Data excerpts
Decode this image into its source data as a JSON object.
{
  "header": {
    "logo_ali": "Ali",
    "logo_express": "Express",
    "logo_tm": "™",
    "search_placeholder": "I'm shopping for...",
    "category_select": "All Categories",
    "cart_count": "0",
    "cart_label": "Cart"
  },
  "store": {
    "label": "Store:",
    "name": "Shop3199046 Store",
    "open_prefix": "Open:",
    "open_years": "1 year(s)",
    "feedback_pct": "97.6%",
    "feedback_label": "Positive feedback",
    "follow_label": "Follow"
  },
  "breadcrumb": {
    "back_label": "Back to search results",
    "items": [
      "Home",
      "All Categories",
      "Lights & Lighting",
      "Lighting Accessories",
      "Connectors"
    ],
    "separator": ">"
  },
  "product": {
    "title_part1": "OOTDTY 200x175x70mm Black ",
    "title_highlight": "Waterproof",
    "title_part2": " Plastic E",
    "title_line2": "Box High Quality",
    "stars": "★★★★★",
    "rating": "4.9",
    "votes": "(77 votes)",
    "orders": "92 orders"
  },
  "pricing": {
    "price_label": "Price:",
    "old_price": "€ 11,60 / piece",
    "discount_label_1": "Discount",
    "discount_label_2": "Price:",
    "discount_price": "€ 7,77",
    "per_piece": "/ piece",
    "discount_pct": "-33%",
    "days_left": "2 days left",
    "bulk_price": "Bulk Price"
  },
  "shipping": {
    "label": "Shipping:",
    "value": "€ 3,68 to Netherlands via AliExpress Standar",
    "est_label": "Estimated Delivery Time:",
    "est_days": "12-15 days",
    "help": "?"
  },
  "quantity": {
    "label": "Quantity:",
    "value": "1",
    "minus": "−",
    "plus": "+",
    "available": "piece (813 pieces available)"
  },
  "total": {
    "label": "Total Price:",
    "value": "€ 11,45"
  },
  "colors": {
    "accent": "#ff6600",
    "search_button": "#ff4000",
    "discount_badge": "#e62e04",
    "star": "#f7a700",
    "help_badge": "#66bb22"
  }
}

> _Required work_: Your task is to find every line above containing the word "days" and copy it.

> _Expected answer_:
    "days_left": "2 days left",
    "est_days": "12-15 days",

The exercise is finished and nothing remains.